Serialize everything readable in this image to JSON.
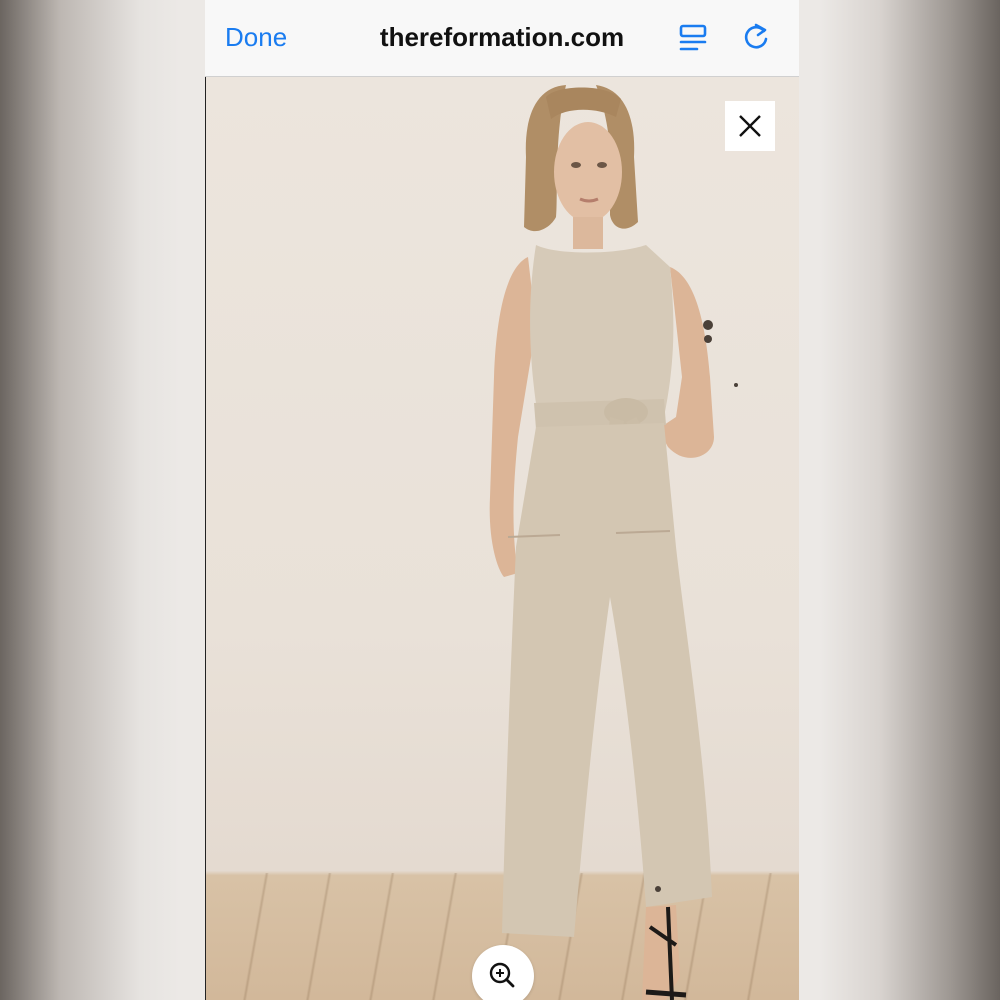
{
  "browser": {
    "done_label": "Done",
    "url": "thereformation.com",
    "reader_icon": "reader-mode-icon",
    "reload_icon": "reload-icon",
    "accent_color": "#1a7cf0"
  },
  "viewer": {
    "image_alt": "Model wearing a sleeveless linen jumpsuit with tie belt",
    "close_icon": "close-icon",
    "zoom_icon": "zoom-in-icon"
  }
}
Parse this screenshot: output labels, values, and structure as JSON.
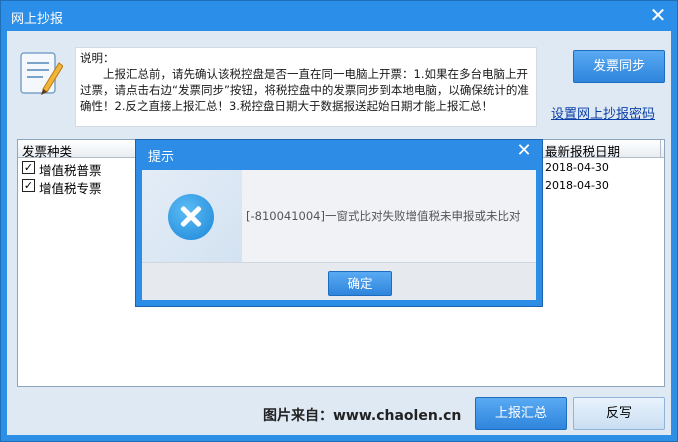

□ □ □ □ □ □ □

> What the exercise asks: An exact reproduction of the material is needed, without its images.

> Solution below:
Serialize everything readable in this image to JSON.
{
  "browser": {
    "done_label": "Done",
    "url": "thereformation.com",
    "reader_icon": "reader-mode-icon",
    "reload_icon": "reload-icon",
    "accent_color": "#1a7cf0"
  },
  "viewer": {
    "image_alt": "Model wearing a sleeveless linen jumpsuit with tie belt",
    "close_icon": "close-icon",
    "zoom_icon": "zoom-in-icon"
  }
}
Parse this screenshot: output labels, values, and structure as JSON.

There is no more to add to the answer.